[9] M. Berciu and R. N. Bhatt, Phys. Rev. Lett. 87, 107203 (2001).

[10] H. Zhou, H. Alves and D. M. Hofmann, Appl. Phys. Lett. 80, 210 (2002). http://dx.doi.org/10.1063/1.1432763

[11] J. H. Li and J. Y. Zhang, Chin. J. Liquid Cryst. Display 21, 615 (2006).

[12] J. G. Lu, Z. Z. Ye and J. Y. Huang, Appl. Phys. Lett. 88, 063110 (2006). http://dx.doi.org/10.1063/1.2172154

[13] R. Viswanatha, S. Sapra and S. S. Gupta, J. Phys. Chem. B 108, 6303 (2004). http://dx.doi.org/10.1021/jp049960o

[14] X. T. Zhang, Y. C. Liu and J. Y. Zhang, J. Cryst. Growth 243, 80 (2003). http://dx.doi.org/10.1016/S0022-0248(03)01143-6

[15] R. B. Bylsma, W. M. Becker and J. Kossut, Phys.

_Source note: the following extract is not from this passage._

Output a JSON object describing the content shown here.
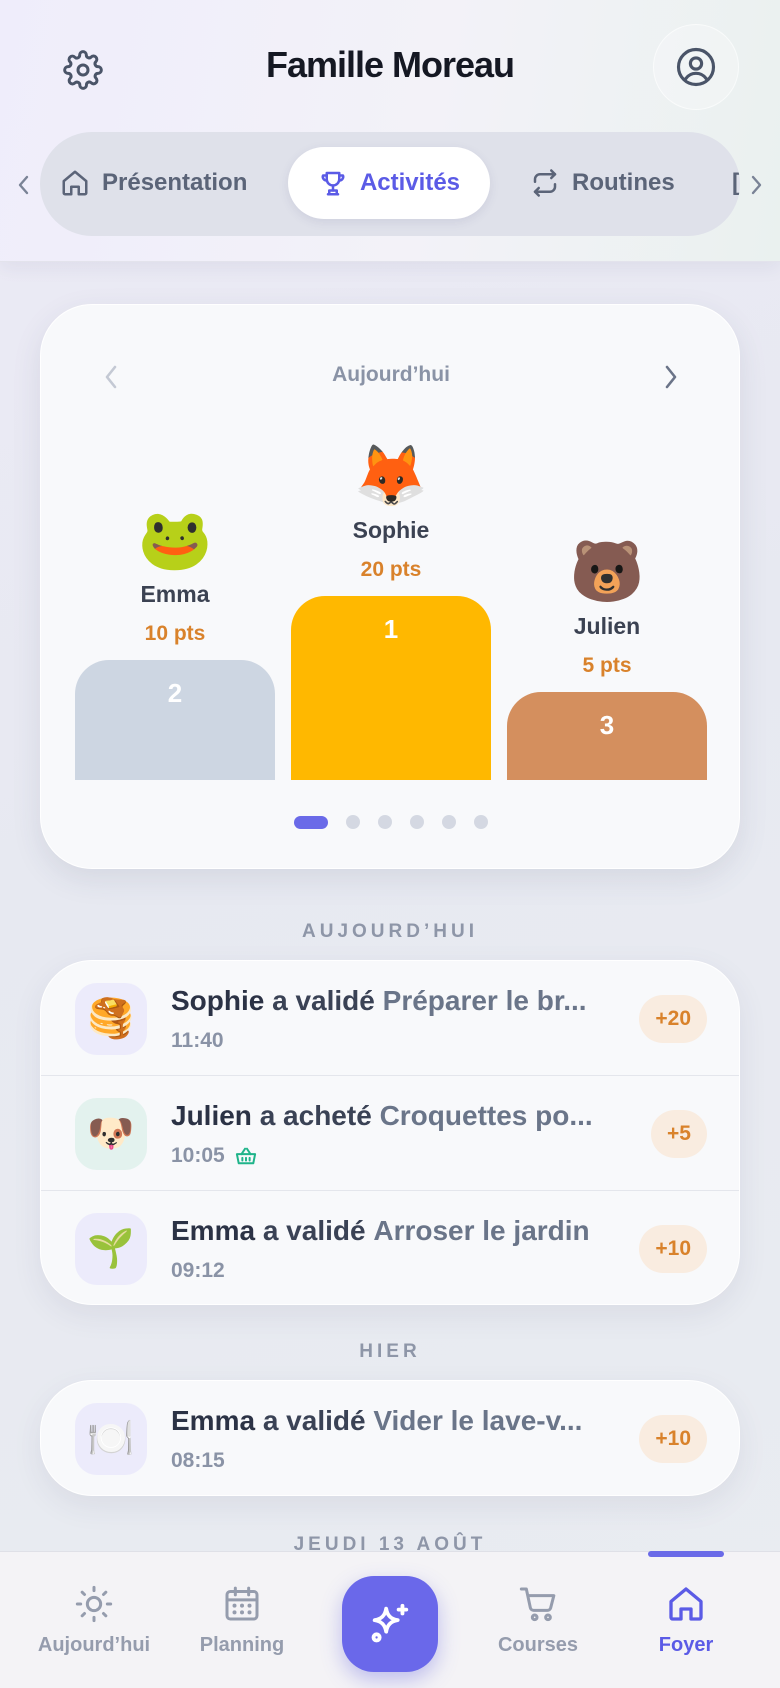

Rev. B 33, 8207 (1986). http://dx.doi.org/10.1103/PhysRevB.33.8207

Citation Information

Z. Wang, X. Y. Ma, J. W. Song and J. H. Yao, Optical properties of ZnO and Mn-doped ZnO nanocrystals fabrication by vapor phase transport processes. Nano-Micro Lett. 1, 45-48 (2009). doi: 10.5101/nml.v1i1.p45-48

History

Received 3 December 2009; accepted 15 December 2009; published online 20 December 2009.

 


Additional Info

  • Type of Publishing: JOUR - Journal
  • Title:

    Optical properties of ZnO and Mn-doped ZnO nano- crystals by vapor phase transport processes

  • Author: Z. Wang,X. Y. Ma,J. W. Song,J. H. Yao
  • Year: 2009
  • Volume: 1
  • Issue: 1
  • Journal Name: Nano-Micro Letters
  • Publisher: OPEN ACCESS HOUSE SCIENCE & TECHNOLOGY
  • ISSN: 2150-5551
  • URL: http://dx.doi.org/fabrication by vapor phase transport processes”, Nano-Micro Lett. 1, 45-48 (2009). doi:
  • Abstract:

    In this paper we investigated the optical properties of ZnO and Mn doped ZnO nanocrystals that
    were fabricated by a vapor phase transport growth process, using zinc acetate dihydrate with or
    without Mn in a constant O2/Ar mixture gas flowing through the furnace at 400~600 , respectively.  ℃
    The as grown ZnO nanocrystals are homogeneous witha mean size of 19 nm observed by scanning
    electron microscope (SEM). The optical characteristics were analyzed by absorption spectra and
    photoluminescence (PL) spectra at room-temperature. For ZnO nanocrystals, a strong and
    predominant UV emission peaked at 377 nm was found in the PL spectra. For Mn doped ZnO
    nanocrystals, in addition to the strong UV emission, a strong blue emissionpeaked at 435 nm was
    observed as well. By doping Mn ions, the major UV emission shifts from 377 nm to 408 nm,
    showing that Mn ions were not only incorporated into ZnO Ncs, but also introduced an impurity
    level in the bandgap. Moreover, withthe concentration of Mn increasing, the relative intensities of
    the two emissions change largely, and the photoluminescence mechanism of them is discussed.

  • Publish Date: Sunday, 20 December 2009
  • Start Page: 45
  • Endpage: 48
  • DOI: 10.5101/nml.v1i1.p45-48